But in the late ‘90s, I was pursuing acting as a career. And perhaps this is ironic, given my opening that heralds Tattoo Acceptance In the Workplace, since theater was my workplace, but I feel like in theater, it’s just logical, that the more you can chameleonize yourself, the better it works. Angelina Jolie is covered and successful, but Angelina Jolie also has bigger budgets to hide them, if she needs to go be in “Beowulf.” From my own end, I was seeking “All-American Girl Next Door” roles, and having visible tattoos wouldn’t mesh with that. Especially given my uber-pale skin, that apparently Dermablend doesn’t work on, if you’re looking to hide a black tattoo on white skin whilst playing Bianca in Taming of the Shrew. My hair was up, and my wedding dress was strapless, and this method actress was upset at having a decidedly un-Shakespearean tattoo glaring at the audience.
Then I stopped pursuing acting as a career, but I couldn’t get tattoos because I remained perpetually broke for a good long while. WHO KNEW that quitting acting and pursuing your college-degreed career path led to poverty?
Nowadays, I’m still rather broke and working my butt off to pay rent, but Colorado is less financially oppressive than New York, so I know I can get another tattoo if I want one. But now it’s been so many years, that I have performance anxiety, and want my tattoo to be The Right One. So we’ll see what happens.
But then, I’ve never been a “tattoo girl,” at the core. However, I am still miffed on behalf of those who are, that they still get looked down upon. I just think that the arguments against tattoos are so circular at best, and illogical at worst.
Your tats may look great now, but what about when they sag when you’re 80?
One Willy Wonka meme answers that better than anything I could say:
How are you going to explain them to your grandchildren?
Well, even though I just have the one, when I got it, I thought that I’d explain to my grandchildren that back when I was 22, despite myriad romantic angstiness with dudes, I had a girlfriend that I loved more than anyone, and branded her into my back. And for others, it’s like, when we’re old enough to have grandchildren, society will have evolved enough where tattoos aren’t some kind of shocking thing.

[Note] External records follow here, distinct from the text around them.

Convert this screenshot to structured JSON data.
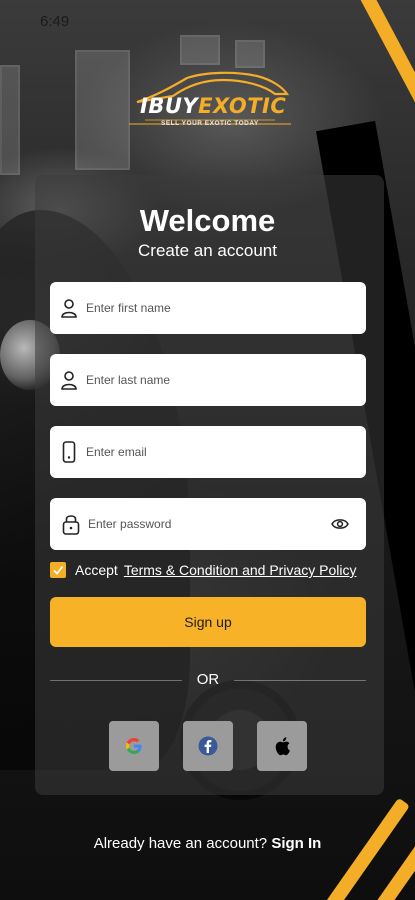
{
  "status_bar": {
    "time": "6:49"
  },
  "logo": {
    "brand_part1": "IBUY",
    "brand_part2": "EXOTIC",
    "tagline": "SELL YOUR EXOTIC TODAY"
  },
  "header": {
    "title": "Welcome",
    "subtitle": "Create an account"
  },
  "form": {
    "first_name": {
      "placeholder": "Enter first name",
      "value": "",
      "icon": "user-icon"
    },
    "last_name": {
      "placeholder": "Enter last name",
      "value": "",
      "icon": "user-icon"
    },
    "email": {
      "placeholder": "Enter email",
      "value": "",
      "icon": "phone-icon"
    },
    "password": {
      "placeholder": "Enter password",
      "value": "",
      "icon": "lock-icon",
      "toggle_icon": "eye-icon"
    }
  },
  "terms": {
    "checked": true,
    "prefix": "Accept",
    "link": "Terms & Condition and Privacy Policy"
  },
  "actions": {
    "signup_label": "Sign up",
    "or_label": "OR"
  },
  "social": [
    {
      "name": "google",
      "icon": "google-icon"
    },
    {
      "name": "facebook",
      "icon": "facebook-icon"
    },
    {
      "name": "apple",
      "icon": "apple-icon"
    }
  ],
  "footer": {
    "prompt": "Already have an account?",
    "signin_label": "Sign In"
  },
  "colors": {
    "accent": "#f4ad26",
    "button": "#f7b228",
    "social_bg": "#9b9b9b",
    "facebook": "#3b5998"
  }
}
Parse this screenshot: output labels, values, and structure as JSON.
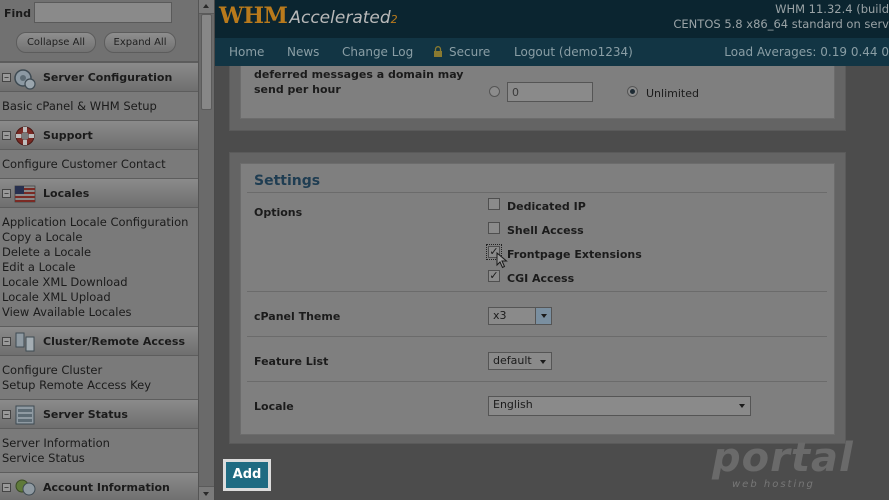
{
  "sidebar": {
    "find_label": "Find",
    "find_value": "",
    "collapse_label": "Collapse All",
    "expand_label": "Expand All",
    "categories": [
      {
        "label": "Server Configuration",
        "icon": "server-config-icon",
        "links": [
          "Basic cPanel & WHM Setup"
        ]
      },
      {
        "label": "Support",
        "icon": "support-lifebuoy-icon",
        "links": [
          "Configure Customer Contact"
        ]
      },
      {
        "label": "Locales",
        "icon": "locales-flag-icon",
        "links": [
          "Application Locale Configuration",
          "Copy a Locale",
          "Delete a Locale",
          "Edit a Locale",
          "Locale XML Download",
          "Locale XML Upload",
          "View Available Locales"
        ]
      },
      {
        "label": "Cluster/Remote Access",
        "icon": "cluster-icon",
        "links": [
          "Configure Cluster",
          "Setup Remote Access Key"
        ]
      },
      {
        "label": "Server Status",
        "icon": "server-status-icon",
        "links": [
          "Server Information",
          "Service Status"
        ]
      },
      {
        "label": "Account Information",
        "icon": "account-info-icon",
        "links": []
      }
    ]
  },
  "header": {
    "logo_whm": "WHM",
    "logo_accelerated": "Accelerated",
    "logo_version": "2",
    "version_line1": "WHM 11.32.4 (build",
    "version_line2": "CENTOS 5.8 x86_64 standard on serv"
  },
  "nav": {
    "items": [
      "Home",
      "News",
      "Change Log",
      "Secure",
      "Logout (demo1234)"
    ],
    "load_averages": "Load Averages: 0.19 0.44 0"
  },
  "form": {
    "deferred_label": "Maximum percentage of failed or deferred messages a domain may send per hour",
    "deferred_value": "0",
    "unlimited_label": "Unlimited",
    "settings_title": "Settings",
    "options_label": "Options",
    "options": [
      {
        "label": "Dedicated IP",
        "checked": false
      },
      {
        "label": "Shell Access",
        "checked": false
      },
      {
        "label": "Frontpage Extensions",
        "checked": true
      },
      {
        "label": "CGI Access",
        "checked": true
      }
    ],
    "theme_label": "cPanel Theme",
    "theme_value": "x3",
    "feature_list_label": "Feature List",
    "feature_list_value": "default",
    "locale_label": "Locale",
    "locale_value": "English",
    "add_label": "Add"
  },
  "watermark": {
    "text": "portal",
    "subtext": "web hosting"
  },
  "colors": {
    "header_bg": "#0b2530",
    "nav_bg": "#123544",
    "add_button": "#1f6b82",
    "logo_orange": "#b97a1c"
  }
}
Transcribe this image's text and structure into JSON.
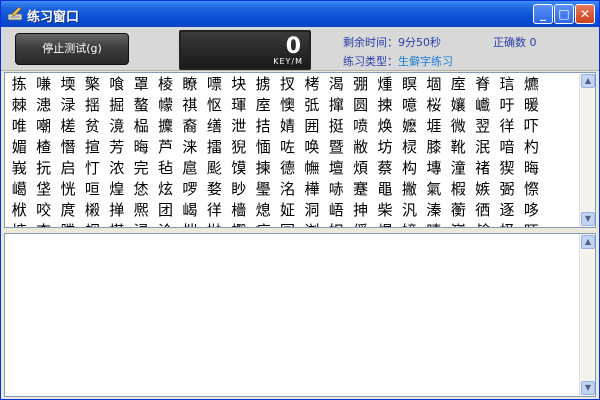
{
  "window": {
    "title": "练习窗口",
    "icon": "keyboard-pencil-icon",
    "min_glyph": "_",
    "max_glyph": "□",
    "close_glyph": "✕"
  },
  "toolbar": {
    "stop_label": "停止测试(g)",
    "counter_value": "0",
    "counter_unit": "KEY/M",
    "remaining_label": "剩余时间：9分50秒",
    "correct_label": "正确数 0",
    "type_label": "练习类型：",
    "type_value": "生僻字练习"
  },
  "characters": [
    [
      "拣",
      "嗛",
      "堧",
      "檠",
      "喰",
      "罩",
      "棱",
      "瞭",
      "嘌",
      "块",
      "掳",
      "扠",
      "栲",
      "渴",
      "弸",
      "煄",
      "瞑",
      "堌",
      "庢",
      "脊",
      "琂",
      "爊"
    ],
    [
      "棘",
      "漶",
      "渌",
      "揺",
      "掘",
      "螯",
      "幪",
      "祺",
      "怄",
      "琿",
      "庢",
      "懊",
      "弤",
      "撺",
      "圆",
      "捒",
      "噫",
      "桜",
      "孃",
      "巇",
      "吁",
      "暖"
    ],
    [
      "唯",
      "嘲",
      "槎",
      "贫",
      "滰",
      "榀",
      "攈",
      "裔",
      "缮",
      "泄",
      "拮",
      "婧",
      "囲",
      "挺",
      "喷",
      "焕",
      "嬷",
      "堐",
      "微",
      "翌",
      "徉",
      "吓"
    ],
    [
      "媚",
      "楂",
      "憯",
      "揎",
      "芳",
      "晦",
      "芦",
      "涞",
      "擂",
      "猊",
      "愐",
      "咗",
      "唤",
      "暨",
      "敝",
      "坊",
      "棂",
      "膝",
      "靴",
      "泯",
      "喑",
      "杓"
    ],
    [
      "峩",
      "抏",
      "启",
      "忊",
      "浓",
      "完",
      "毡",
      "扈",
      "颩",
      "馍",
      "揀",
      "德",
      "幠",
      "壇",
      "煩",
      "蔡",
      "构",
      "塼",
      "潼",
      "禇",
      "猰",
      "晦"
    ],
    [
      "嶱",
      "垡",
      "恍",
      "咺",
      "煌",
      "恷",
      "炫",
      "啰",
      "婺",
      "眇",
      "璺",
      "洺",
      "樺",
      "哧",
      "蹇",
      "黽",
      "撇",
      "氣",
      "椵",
      "嫉",
      "弻",
      "憏"
    ],
    [
      "栿",
      "咬",
      "庹",
      "樧",
      "掸",
      "熈",
      "团",
      "嵑",
      "徉",
      "檣",
      "熄",
      "姃",
      "洞",
      "峿",
      "抻",
      "柴",
      "汎",
      "溱",
      "蘅",
      "徆",
      "逐",
      "哆"
    ],
    [
      "塘",
      "杏",
      "媵",
      "蜩",
      "椹",
      "浸",
      "泠",
      "恺",
      "抛",
      "蠮",
      "痾",
      "囩",
      "浏",
      "妲",
      "僢",
      "煋",
      "嫜",
      "睛",
      "巅",
      "鹼",
      "柽",
      "眄"
    ]
  ]
}
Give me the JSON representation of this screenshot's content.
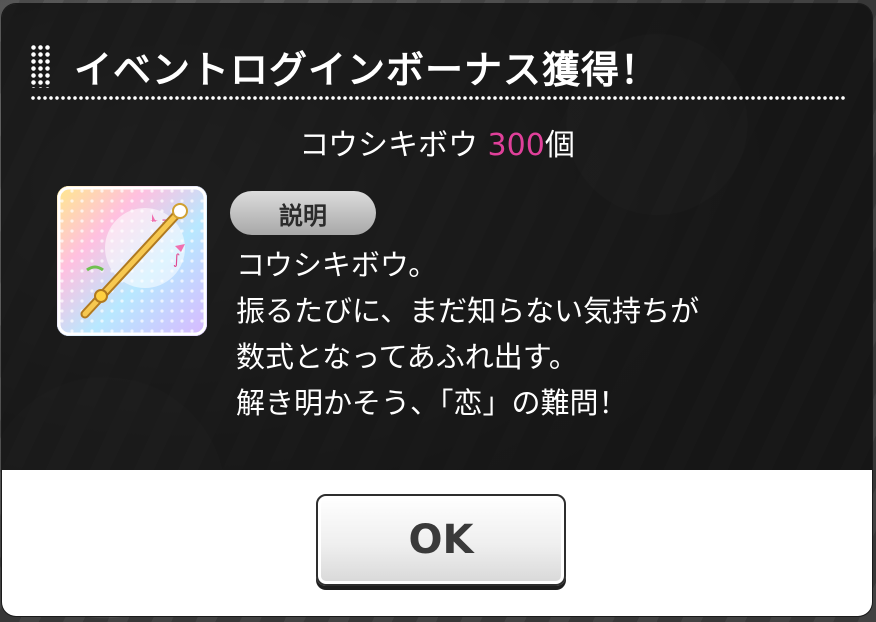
{
  "dialog": {
    "title": "イベントログインボーナス獲得！",
    "reward": {
      "item_name": "コウシキボウ",
      "quantity": "300",
      "unit": "個"
    },
    "item_icon": "magic-wand-icon",
    "description": {
      "badge_label": "説明",
      "lines": [
        "コウシキボウ。",
        "振るたびに、まだ知らない気持ちが",
        "数式となってあふれ出す。",
        "解き明かそう、「恋」の難問！"
      ]
    },
    "ok_label": "OK"
  },
  "colors": {
    "quantity_accent": "#e0409a",
    "dialog_dark": "#121212",
    "dialog_light": "#ffffff"
  }
}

How do you expect anyone to take you seriously when you’re covered in ink?
Well, I think the problem lies more in the sentiment, rather than in the tattoos. Aka, stop being stodgy, non-tattooed people. It is 2012. As with most societies, our crashing economy has led to a renaissance of art. Why wouldn’t people want that art to be on their bodies?
And having grown up in a church and a pretty strict Christian school, I can’t ignore the argument that many believe it is wrong, because it is permanently altering the body that God gave us. But even back in the day when I never thought I’d ever get a tattoo, I thought that the Bible argument was morality cherry picking, because I think I knew maybe three girls in high school who didn’t have pierced ears. And only one of them covered her hair in church. And frankly, the God that I knew then and still hope to know now wouldn’t get butthurt over someone’s wanting to become art incarnate.
I don’t have some neat, sweeping wrap-up and thesis statement. I just wanted to say this.